The same study suggested that video feedback was effective in creating instructor-student relations because “it added a ‘human touch’ that let students know that they ‘were talking with a real person’ and not receiving a ‘computer generated response’” (Borup, West, Thomas & Graham, 2014).
That “human touch” and increased social presence helped students feel “a sense of closeness with their instructor” (Borup, West, Thomas & Graham, 2014).
Those benefits of video feedback add to increasing student confidence. “[One student] also explained that the authenticity of video feedback helped her to increase her confidence in her abilities because she could better see that the instructor “felt like [she] was competent in what [she] was doing.” The ability of students to see their instructors’ demeanor and hear their tone of voice was also helpful in avoiding misconceptions” (Borup, West, Thomas & Graham, 2014).
Instructors felt similarly regarding video feedback’s ability to convey their emotions, stating “that the visual and vocal cues in video allowed students to recognize the authenticity of their emotions” (Borup, West, Thomas & Graham, 2014).
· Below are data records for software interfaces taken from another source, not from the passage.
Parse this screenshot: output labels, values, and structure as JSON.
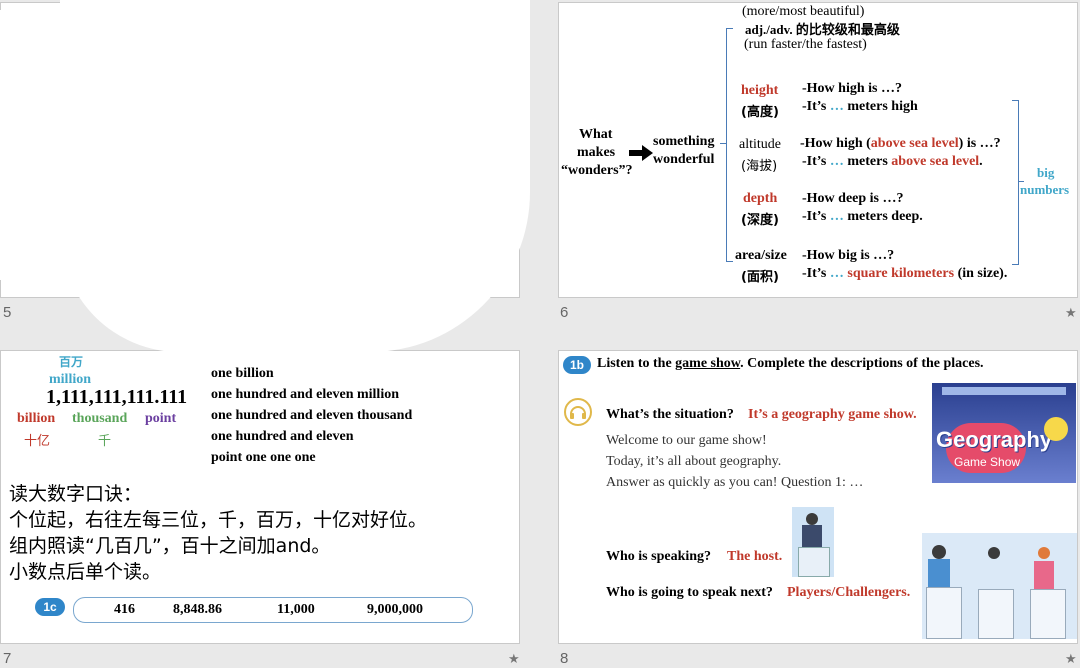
{
  "slide_numbers": {
    "s5": "5",
    "s6": "6",
    "s7": "7",
    "s8": "8"
  },
  "star": "★",
  "s6": {
    "top_1": "(more/most beautiful)",
    "top_2": "adj./adv. 的比较级和最高级",
    "top_3": "(run faster/the fastest)",
    "what_makes": "What",
    "what_makes_2": "makes",
    "what_makes_3": "“wonders”?",
    "something": "something",
    "wonderful": "wonderful",
    "height": "height",
    "height_cn": "(高度)",
    "height_q": "-How high is …?",
    "height_a_1": "-It’s",
    "height_a_dots": " …",
    "height_a_2": " meters high",
    "altitude": "altitude",
    "altitude_cn": "(海拔)",
    "altitude_q_1": "-How high (",
    "altitude_q_red": "above sea level",
    "altitude_q_2": ") is …?",
    "altitude_a_1": "-It’s",
    "altitude_a_dots": " …",
    "altitude_a_2": " meters ",
    "altitude_a_red": "above sea level",
    "altitude_a_3": ".",
    "depth": "depth",
    "depth_cn": "(深度)",
    "depth_q": "-How deep is …?",
    "depth_a_1": "-It’s",
    "depth_a_dots": " …",
    "depth_a_2": " meters deep.",
    "area": "area/size",
    "area_cn": "(面积)",
    "area_q": "-How big is …?",
    "area_a_1": "-It’s",
    "area_a_dots": " …",
    "area_a_red": " square kilometers",
    "area_a_2": " (in size).",
    "big": "big",
    "numbers": "numbers"
  },
  "s7": {
    "baiwan": "百万",
    "million": "million",
    "big_number": "1,111,111,111.111",
    "billion": "billion",
    "thousand": "thousand",
    "point": "point",
    "shiyi": "十亿",
    "qian": "千",
    "read_lines": [
      "one billion",
      "one hundred and eleven million",
      "one hundred and eleven thousand",
      "one hundred and eleven",
      "point one one one"
    ],
    "rule_title": "读大数字口诀：",
    "rule_1": "个位起，右往左每三位，千，百万，十亿对好位。",
    "rule_2": "组内照读“几百几”，百十之间加and。",
    "rule_3": "小数点后单个读。",
    "badge": "1c",
    "numbers": [
      "416",
      "8,848.86",
      "11,000",
      "9,000,000"
    ]
  },
  "s8": {
    "badge": "1b",
    "instr_1": "Listen to the ",
    "instr_u": "game show",
    "instr_2": ". Complete the descriptions of the places.",
    "q1": "What’s the situation?",
    "a1": "It’s a geography game show.",
    "p1": "Welcome to our game show!",
    "p2": "Today, it’s all about geography.",
    "p3": "Answer as quickly as you can! Question 1: …",
    "q2": "Who is speaking?",
    "a2": "The host.",
    "q3": "Who is going to speak next?",
    "a3": "Players/Challengers.",
    "logo_1": "Geography",
    "logo_2": "Game Show"
  }
}
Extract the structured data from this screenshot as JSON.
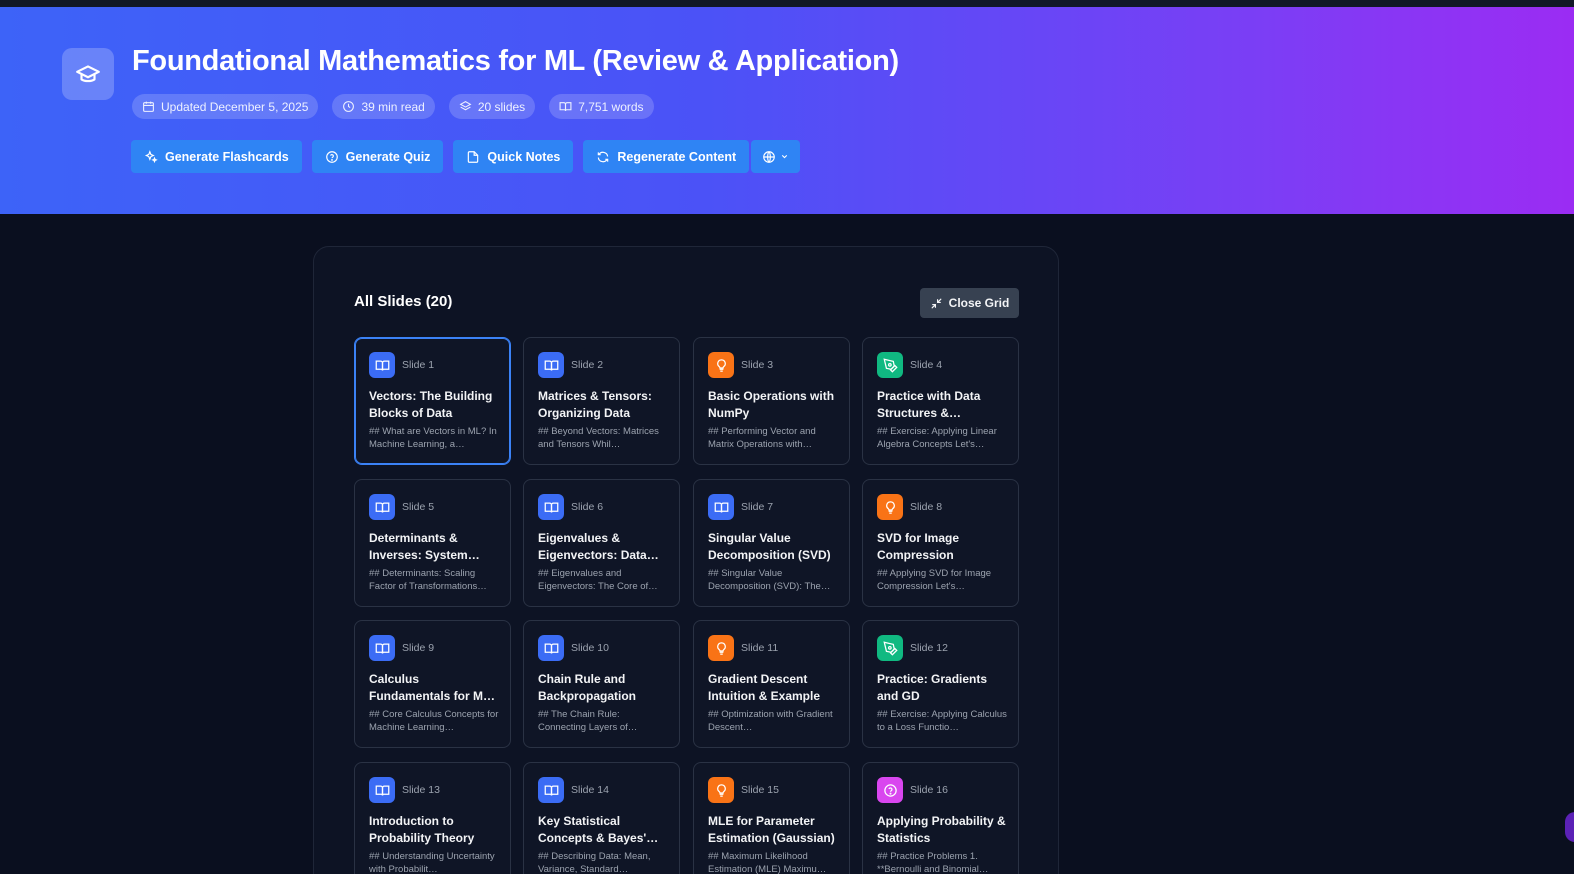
{
  "header": {
    "title": "Foundational Mathematics for ML (Review & Application)",
    "meta": {
      "updated": "Updated December 5, 2025",
      "read_time": "39 min read",
      "slides": "20 slides",
      "words": "7,751 words"
    },
    "actions": {
      "flashcards": "Generate Flashcards",
      "quiz": "Generate Quiz",
      "notes": "Quick Notes",
      "regenerate": "Regenerate Content"
    }
  },
  "grid": {
    "title": "All Slides (20)",
    "close_label": "Close Grid"
  },
  "colors": {
    "blue": "#3b6cf5",
    "orange": "#f97316",
    "green": "#10b981",
    "pink": "#d946ef"
  },
  "slides": [
    {
      "num": "Slide 1",
      "title": "Vectors: The Building Blocks of Data",
      "desc": "## What are Vectors in ML? In Machine Learning, a…",
      "icon": "book-icon",
      "color": "blue"
    },
    {
      "num": "Slide 2",
      "title": "Matrices & Tensors: Organizing Data",
      "desc": "## Beyond Vectors: Matrices and Tensors Whil…",
      "icon": "book-icon",
      "color": "blue"
    },
    {
      "num": "Slide 3",
      "title": "Basic Operations with NumPy",
      "desc": "## Performing Vector and Matrix Operations with…",
      "icon": "lightbulb-icon",
      "color": "orange"
    },
    {
      "num": "Slide 4",
      "title": "Practice with Data Structures &…",
      "desc": "## Exercise: Applying Linear Algebra Concepts Let's…",
      "icon": "pen-icon",
      "color": "green"
    },
    {
      "num": "Slide 5",
      "title": "Determinants & Inverses: System…",
      "desc": "## Determinants: Scaling Factor of Transformations…",
      "icon": "book-icon",
      "color": "blue"
    },
    {
      "num": "Slide 6",
      "title": "Eigenvalues & Eigenvectors: Data…",
      "desc": "## Eigenvalues and Eigenvectors: The Core of…",
      "icon": "book-icon",
      "color": "blue"
    },
    {
      "num": "Slide 7",
      "title": "Singular Value Decomposition (SVD)",
      "desc": "## Singular Value Decomposition (SVD): The…",
      "icon": "book-icon",
      "color": "blue"
    },
    {
      "num": "Slide 8",
      "title": "SVD for Image Compression",
      "desc": "## Applying SVD for Image Compression Let's…",
      "icon": "lightbulb-icon",
      "color": "orange"
    },
    {
      "num": "Slide 9",
      "title": "Calculus Fundamentals for ML Optimization",
      "desc": "## Core Calculus Concepts for Machine Learning…",
      "icon": "book-icon",
      "color": "blue"
    },
    {
      "num": "Slide 10",
      "title": "Chain Rule and Backpropagation",
      "desc": "## The Chain Rule: Connecting Layers of…",
      "icon": "book-icon",
      "color": "blue"
    },
    {
      "num": "Slide 11",
      "title": "Gradient Descent Intuition & Example",
      "desc": "## Optimization with Gradient Descent…",
      "icon": "lightbulb-icon",
      "color": "orange"
    },
    {
      "num": "Slide 12",
      "title": "Practice: Gradients and GD",
      "desc": "## Exercise: Applying Calculus to a Loss Functio…",
      "icon": "pen-icon",
      "color": "green"
    },
    {
      "num": "Slide 13",
      "title": "Introduction to Probability Theory",
      "desc": "## Understanding Uncertainty with Probabilit…",
      "icon": "book-icon",
      "color": "blue"
    },
    {
      "num": "Slide 14",
      "title": "Key Statistical Concepts & Bayes'…",
      "desc": "## Describing Data: Mean, Variance, Standard…",
      "icon": "book-icon",
      "color": "blue"
    },
    {
      "num": "Slide 15",
      "title": "MLE for Parameter Estimation (Gaussian)",
      "desc": "## Maximum Likelihood Estimation (MLE) Maximu…",
      "icon": "lightbulb-icon",
      "color": "orange"
    },
    {
      "num": "Slide 16",
      "title": "Applying Probability & Statistics",
      "desc": "## Practice Problems 1. **Bernoulli and Binomial…",
      "icon": "question-icon",
      "color": "pink"
    }
  ]
}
Online feedback in the form of video or synchronized feedback saves you time and can help develop your skills as an instructor (Leibold & Schwartz, 2015).
“Feedback is an important intervention for the online educator because it is an opportunity to develop the instructor-learner relationship, improve academic performance, and enhance learning” (Leibold & Schwartz, 2015).
Strategy 5: Use multiple feedback types to create a “feedback rich” environment.
To reap all those benefits of online learning, establishing an effective feedback strategy is key. First, create multiple avenues of feedback for students: “promote learner self-reflection, use peer review, vary feedback so it fits the assignment, user group feedback, teacher feedback, and automated feedback” (Leibold & Schwartz, 2015).
Remember that online feedback should build upon itself over the course of the semester. “An online instructor needs to not only consider the design and descriptive elements to provide for their courses but also must afford opportunities that will provide assignments feedback that build on one another until the objectives for the course are achieved. So feedback takes on a wider variety of dimensions with online instruction than with face-to-face instruction” (Jones & Blankenship, 2014) .
As mentioned earlier, rubrics can be a fundamental part of your online feedback strategy. “In a descriptive exploratory, two phase study, Bonnel and Boehm (2011) studied best practices for giving feedback to online learners.
Common themes emerged: 1) maximize technology, 2) use rubrics, templates, and automated responses, 3) have a system, and 4) create a feedback-rich environment” (Leibold & Schwartz, 2015).
Five themes that you should cultivate to improve online feedback are “student involvement and individualization (feedback being a mutual process involving both student and instructor); positively constructive (providing constructive guidance that builds confidence); gentle guidance (offering explicit expectations and ongoing coaching); timeliness (mutually established and met timelines); and future orientation (applicable to future situations) (Getzlaf, et al., 2009)” (Jones & Blankenship, 2014).
To learn even more about giving feedback, read our Ultimate Guide to Feedback for Educators.
If you’re looking for even more awesome content right in your inbox, subscribe to our communication newsletter, Drop the Mic.